Because hormone therapy is a natural part of aging, it is often covered (at least in part) by most insurance plans.

There are four main areas of costs to be aware of.

  1. Doctor’s Visits – This can be anywhere from $30 to $200 depending on insurance coverage.
  2. Blood Tests – Without insurance, this can be up to $1,000 for adequate blood testing.
  3. Hormone Treatment – Depending on the type of treatment you use, the cost may vary.
    1. Pills These are usually covered by prescription insurance and maybe anywhere from $10-$120 per month.
    2. Creams, Gels, & Patches – These are often covered by insurance, but maybe more expensive for up to $300 per month.
    3. Injectables – Injectables are typically covered by insurance and cost anywhere from $30 to $90 per injectable.
    4. Pellets – Pellets are newer technology and generally not covered by insurance. The cost may be anywhere from $300 to $500 per insertion which is typically every 3-6 months.
  4. Prescription Costs – Any prescription copays are typically between $5 and $30 per month.

Additionally, periodic follow-up doctor visits, and possibly follow-up blood testing, will be required while using hormone replacement therapy for women.

FAQs About Women Hormone Replacement

There is no time limit to how long you can safely use hormone replacement therapy for women. Routine monitoring with your healthcare provider to reevaluate your treatment plan each year is an important part of the process.

In most cases, these side effects are mild and easily manageable. If you’re experiencing significant side effects that bother you, ask your doctor about adjusting either the dosage or trying another form of the HT.

Yes. In the U.S., hormone replacement therapy for women is not available without a prescription. You should always talk with a healthcare provider before starting HRT.

No — this is a common myth of HRT that is not true. HRT may cause bloating and water retention, but this is a side effect that will go away with time and does not result in true weight gain.

A Standard Approach to Balancing Your Hormones

Menopause treatments are continuing to evolve every day.

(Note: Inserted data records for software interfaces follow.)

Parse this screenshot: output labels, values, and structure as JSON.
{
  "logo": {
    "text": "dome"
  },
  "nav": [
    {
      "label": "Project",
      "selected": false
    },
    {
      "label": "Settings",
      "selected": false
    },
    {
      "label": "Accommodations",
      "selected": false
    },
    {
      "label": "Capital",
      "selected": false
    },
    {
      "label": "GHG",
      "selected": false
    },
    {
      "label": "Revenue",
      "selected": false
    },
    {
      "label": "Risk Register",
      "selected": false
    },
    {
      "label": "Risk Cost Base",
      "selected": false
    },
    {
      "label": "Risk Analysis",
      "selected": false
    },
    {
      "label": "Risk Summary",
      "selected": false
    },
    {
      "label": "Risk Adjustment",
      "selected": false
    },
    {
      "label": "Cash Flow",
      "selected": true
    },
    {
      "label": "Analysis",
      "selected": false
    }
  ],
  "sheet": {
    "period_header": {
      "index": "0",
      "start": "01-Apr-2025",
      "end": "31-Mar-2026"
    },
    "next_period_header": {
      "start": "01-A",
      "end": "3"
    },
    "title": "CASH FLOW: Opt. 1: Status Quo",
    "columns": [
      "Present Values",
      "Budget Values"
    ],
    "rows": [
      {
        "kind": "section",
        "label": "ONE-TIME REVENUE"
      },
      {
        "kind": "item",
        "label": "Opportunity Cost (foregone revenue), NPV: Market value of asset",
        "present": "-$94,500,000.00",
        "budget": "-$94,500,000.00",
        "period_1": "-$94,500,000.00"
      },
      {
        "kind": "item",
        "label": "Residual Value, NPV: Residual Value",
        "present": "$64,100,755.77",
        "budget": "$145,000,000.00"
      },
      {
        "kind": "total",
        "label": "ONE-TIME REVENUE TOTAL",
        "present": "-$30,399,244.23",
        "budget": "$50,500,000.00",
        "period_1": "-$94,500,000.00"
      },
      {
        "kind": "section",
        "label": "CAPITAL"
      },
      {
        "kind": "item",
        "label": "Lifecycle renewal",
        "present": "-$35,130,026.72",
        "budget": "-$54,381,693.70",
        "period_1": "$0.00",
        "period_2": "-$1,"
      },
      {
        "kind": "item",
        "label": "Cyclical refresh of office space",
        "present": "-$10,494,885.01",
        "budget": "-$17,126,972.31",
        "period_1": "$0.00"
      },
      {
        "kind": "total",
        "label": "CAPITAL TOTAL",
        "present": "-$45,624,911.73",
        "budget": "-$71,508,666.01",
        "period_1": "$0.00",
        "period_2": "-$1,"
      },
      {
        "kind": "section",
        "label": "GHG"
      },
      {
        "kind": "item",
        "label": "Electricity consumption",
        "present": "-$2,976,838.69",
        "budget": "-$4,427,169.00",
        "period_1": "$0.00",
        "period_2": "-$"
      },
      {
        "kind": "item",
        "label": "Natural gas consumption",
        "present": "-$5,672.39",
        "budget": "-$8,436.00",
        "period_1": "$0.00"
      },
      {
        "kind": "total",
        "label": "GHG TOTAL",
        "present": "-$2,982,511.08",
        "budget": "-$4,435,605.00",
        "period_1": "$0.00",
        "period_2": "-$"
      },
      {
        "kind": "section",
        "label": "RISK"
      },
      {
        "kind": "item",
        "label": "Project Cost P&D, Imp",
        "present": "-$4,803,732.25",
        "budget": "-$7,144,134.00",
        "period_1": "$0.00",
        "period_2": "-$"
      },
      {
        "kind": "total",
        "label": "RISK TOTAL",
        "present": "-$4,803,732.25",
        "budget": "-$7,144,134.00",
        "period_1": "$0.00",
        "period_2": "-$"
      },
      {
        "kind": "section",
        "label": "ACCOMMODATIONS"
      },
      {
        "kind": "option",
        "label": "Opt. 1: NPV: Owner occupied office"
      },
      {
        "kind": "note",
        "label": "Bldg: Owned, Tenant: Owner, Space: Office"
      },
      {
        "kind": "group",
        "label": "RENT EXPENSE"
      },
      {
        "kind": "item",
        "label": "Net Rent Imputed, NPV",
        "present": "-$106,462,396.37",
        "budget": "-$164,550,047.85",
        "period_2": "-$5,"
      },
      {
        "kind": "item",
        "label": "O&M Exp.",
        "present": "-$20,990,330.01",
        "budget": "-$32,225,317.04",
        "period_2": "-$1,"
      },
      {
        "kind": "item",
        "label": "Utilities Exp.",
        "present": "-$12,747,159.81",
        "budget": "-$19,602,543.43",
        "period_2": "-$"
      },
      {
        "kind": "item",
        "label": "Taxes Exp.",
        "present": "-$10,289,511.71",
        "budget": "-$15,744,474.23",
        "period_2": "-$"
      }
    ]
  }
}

There is ongoing research about HRT, hormones, medications, and herbal supplements.

Deciding how to manage your menopausal symptoms and which form of hormone replacement therapy for women to use is a personal decision.

HRT is not for everyone, but it is a safe and effective way to find relief through your menopausal journey. Contact us today for a customized hormone therapy program.